The new differential inclusion can be seen in the light of a computer implementation of the system of Example 4.3. In practice an algorithm implementing a discrete set-valued Euler’s method will not test whether a floating point number $$y_i$$, $$i=4,5,6$$, is exactly zero or not to evaluate $$-{\text {Sign}}(y_i)$$. Due to rounding errors one would choose an implementation which returns $$-{\text {Sign}}(0)$$ for the argument $$y_i$$ if the absolute value of $$y_i$$ is less or equal $$\delta _i$$ close to the floating point precision multiplied by a factor depending on an upper bound of $$|y_i|$$, i.e. $$|y_i| \le \delta _i$$. This is exactly the case when $$y_i \in \delta _i [-1,1]$$ so that $$-{\text {Sign}}(y_i + \delta _i [-1,1]) = [-1,1]$$. Hence, inner set-valued perturbations can incorporate strategies for taking into account rounding errors in floating point arithmetics.

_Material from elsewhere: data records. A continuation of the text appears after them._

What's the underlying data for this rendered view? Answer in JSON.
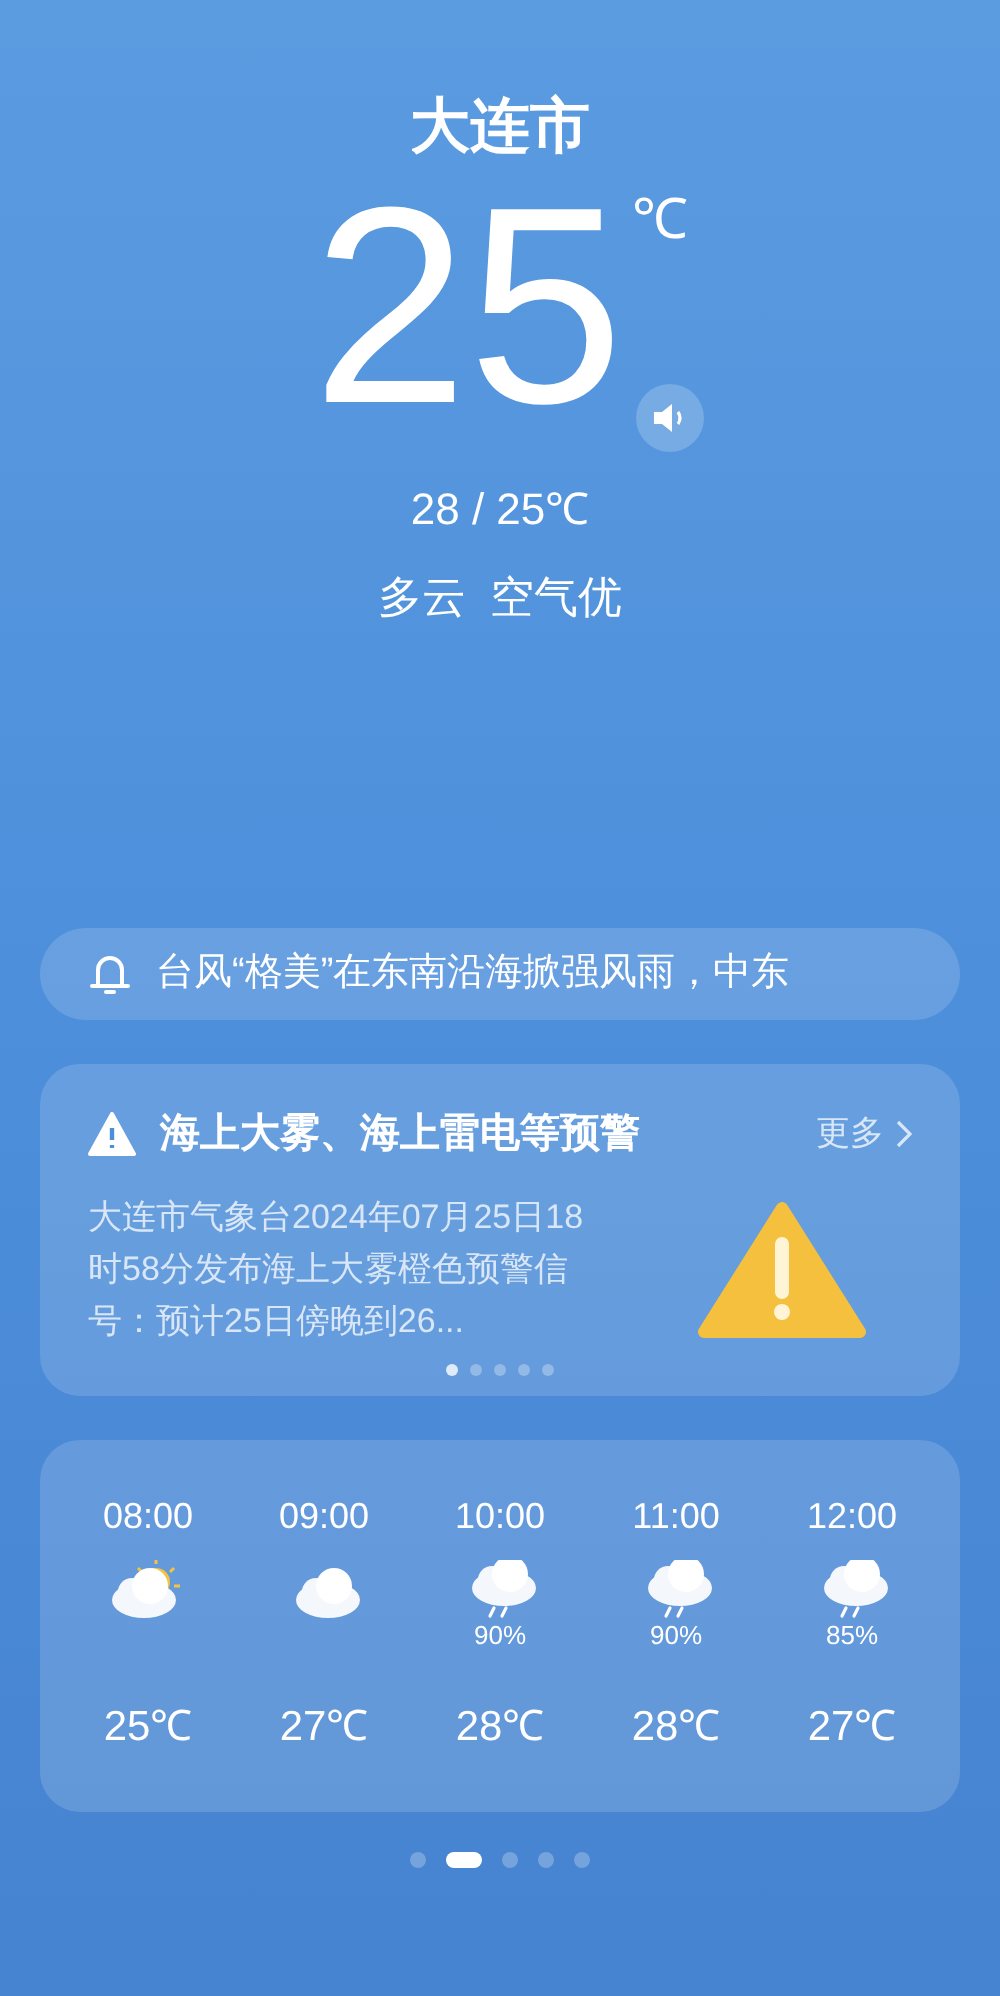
{
  "city": "大连市",
  "temperature": "25",
  "unit": "℃",
  "range": "28 / 25℃",
  "condition": "多云  空气优",
  "alert": {
    "text": "台风“格美”在东南沿海掀强风雨，中东"
  },
  "warning": {
    "title": "海上大雾、海上雷电等预警",
    "more": "更多",
    "body": "大连市气象台2024年07月25日18时58分发布海上大雾橙色预警信号：预计25日傍晚到26...",
    "dots": [
      {
        "selected": true
      },
      {
        "selected": false
      },
      {
        "selected": false
      },
      {
        "selected": false
      },
      {
        "selected": false
      }
    ]
  },
  "hourly": [
    {
      "time": "08:00",
      "kind": "partly-cloudy",
      "temp": "25℃"
    },
    {
      "time": "09:00",
      "kind": "cloudy",
      "temp": "27℃"
    },
    {
      "time": "10:00",
      "kind": "rain",
      "precip": "90%",
      "temp": "28℃"
    },
    {
      "time": "11:00",
      "kind": "rain",
      "precip": "90%",
      "temp": "28℃"
    },
    {
      "time": "12:00",
      "kind": "rain",
      "precip": "85%",
      "temp": "27℃"
    }
  ],
  "pages": [
    {
      "selected": false
    },
    {
      "selected": true
    },
    {
      "selected": false
    },
    {
      "selected": false
    },
    {
      "selected": false
    }
  ]
}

Further examples in the analysis of block designs or cascading state observers [48, (4.2) and below (A.3)] also lead to SOSL systems.

5 Conclusions

Well-posedness and regularity of solutions in perturbed problems is a topic studied persistently by A. Dontchev. In the paper [35] he and his co-author proved the order of convergence 1 for the set-valued Euler’s method in the Lipschitz case and partially repeated the proof of the celebrated Filippov theorem (Theorem 1.1) for convex and compact-valued right-hand sides, since they were not aware of this theorem. The authors of this paper believe that continuing this tradition is an appropriate way to honor the memory of Asen L. Dontchev.

While the form of the perturbed problem in Theorem 3.7 and Corollary 3.8 is different from that in the original theorem of Filippov, the formulation of Proposition 3.13 is more in the spirit of this theorem.

We are currently preparing a follow-up paper that will focus on discrete approximations of differential inclusions for SOSL maps which will benefit from the available Filippov approximation theorems in continuous time (presented here) and in discrete time [9].

The authors would like to thank the reviewers for their particularly careful reading, the valuable suggestions and the encouragement for a better presentation of the material. Their remarks helped us to improve substantially the paper.